The Largest Share of Federal Estate Tax Revenue Comes from California

The federal government collects a much larger share of estate tax revenue from California than from any other state. Californians paid $3.9 billion in estate taxes — more than 20 percent of total federal estate tax revenue — in 2016, the most recent year for which IRS data are available. And more than 1 out of every 5 Americans who paid estate taxes last year resided in California.

The Few Who Owe Estate Taxes Pay Far Less Than the Top Tax Rate

Although the top estate tax rate is currently 40 percent, the Tax Policy Center estimates that in 2017 the average tax rate paid by the few estates subject to the tax will be less than half that amount (17.0 percent). Taxable estates worth between $5 million and $10 million will pay less than a 9 percent tax rate, on average, and those estates worth more than $20 million will pay an average estate tax rate of less than 20 percent. One reason for such a low tax rate is that estate taxes are levied only on the portion of an estate’s value that exceeds the exemption level. For example, the estate of a couple worth $12 million would owe taxes on only around $1 million, based upon the current $5.49 million exemption per person (nearly $11 million a couple). Moreover, policymakers have enacted generous deductions and other discounts that can shield a large portion of an estate’s remaining value from taxation.

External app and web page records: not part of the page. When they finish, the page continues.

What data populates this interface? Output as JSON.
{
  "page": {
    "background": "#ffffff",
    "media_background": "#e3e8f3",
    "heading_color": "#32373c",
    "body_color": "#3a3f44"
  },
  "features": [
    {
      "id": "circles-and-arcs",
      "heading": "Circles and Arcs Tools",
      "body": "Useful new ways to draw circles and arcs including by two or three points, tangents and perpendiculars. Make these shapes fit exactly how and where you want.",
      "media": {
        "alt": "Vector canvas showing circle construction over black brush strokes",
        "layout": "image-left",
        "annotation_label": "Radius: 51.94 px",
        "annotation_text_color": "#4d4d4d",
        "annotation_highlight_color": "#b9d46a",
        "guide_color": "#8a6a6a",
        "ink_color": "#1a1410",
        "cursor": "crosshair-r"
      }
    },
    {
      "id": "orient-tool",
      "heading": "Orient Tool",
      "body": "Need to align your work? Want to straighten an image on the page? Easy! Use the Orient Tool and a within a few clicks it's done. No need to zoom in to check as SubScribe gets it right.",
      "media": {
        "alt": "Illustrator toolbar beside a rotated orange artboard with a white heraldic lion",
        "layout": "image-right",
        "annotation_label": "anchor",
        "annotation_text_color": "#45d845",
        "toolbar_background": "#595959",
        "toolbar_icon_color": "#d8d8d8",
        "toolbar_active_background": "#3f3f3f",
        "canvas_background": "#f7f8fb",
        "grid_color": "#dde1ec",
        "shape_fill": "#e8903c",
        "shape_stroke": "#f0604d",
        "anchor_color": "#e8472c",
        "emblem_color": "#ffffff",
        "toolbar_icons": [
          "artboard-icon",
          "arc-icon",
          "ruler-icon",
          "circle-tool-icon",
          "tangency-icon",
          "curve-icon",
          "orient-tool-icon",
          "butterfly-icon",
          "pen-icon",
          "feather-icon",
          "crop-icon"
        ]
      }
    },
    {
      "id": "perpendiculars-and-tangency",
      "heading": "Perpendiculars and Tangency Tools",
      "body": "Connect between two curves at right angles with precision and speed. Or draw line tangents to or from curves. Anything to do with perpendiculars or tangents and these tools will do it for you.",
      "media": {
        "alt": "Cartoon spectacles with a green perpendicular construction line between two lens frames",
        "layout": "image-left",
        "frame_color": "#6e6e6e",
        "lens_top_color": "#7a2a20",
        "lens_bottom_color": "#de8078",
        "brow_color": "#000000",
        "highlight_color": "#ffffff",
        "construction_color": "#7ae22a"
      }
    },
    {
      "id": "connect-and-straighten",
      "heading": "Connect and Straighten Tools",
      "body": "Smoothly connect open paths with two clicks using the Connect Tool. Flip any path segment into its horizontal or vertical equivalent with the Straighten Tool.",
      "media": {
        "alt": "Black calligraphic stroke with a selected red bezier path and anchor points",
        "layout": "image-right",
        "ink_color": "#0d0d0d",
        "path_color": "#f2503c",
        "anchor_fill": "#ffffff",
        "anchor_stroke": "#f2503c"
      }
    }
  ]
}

The Very Wealthiest Americans Pay the Largest Share of the Estate Tax

The estate tax is the most progressive part of the US tax code because it affects only Americans who are most able to pay. As a result, the estate tax helps make the US tax system more equitable and fair. And the very wealthiest not only account for the largest share of the few Americans subject to the estate tax, but their estates account for the largest share of estate tax revenue. The top 10 percent of income earners account for two-thirds of all estates subject to tax and will pay 88 percent of all estate taxes in 2017, according to Tax Policy Center estimates. Further, the top one-tenth of 1 percent of income earners account for only 4 percent of taxable returns, but will pay $5.5 billion — more than one-quarter of all estimated estate tax revenue this year.

Repealing the Estate Tax: Benefitting the Wealthy Few Would Cost a Lot

Repeal of the federal estate tax would provide a significant tax break to the very wealthiest Americans, including Californians, with this loss of revenue very likely paid for by cuts to vital services that help the less fortunate make ends meet and access greater opportunity. Although the estate tax affects only a small number of the very wealthy, it raises substantial revenue that supports key public systems and services. This makes the proposal to repeal the estate tax particularly unfair, as it comes at the same time that the President and Congress have proposed significant cuts to many of these important services. If Congress acts to eliminate the estate tax, less well-off taxpayers would have to make up for the lost revenue in order to help pay for these services, face reductions to these services, or bear the burden of increases in the national debt, which could eventually force cuts to health care, education, scientific research, and other vital programs.

— Jonathan Kaplan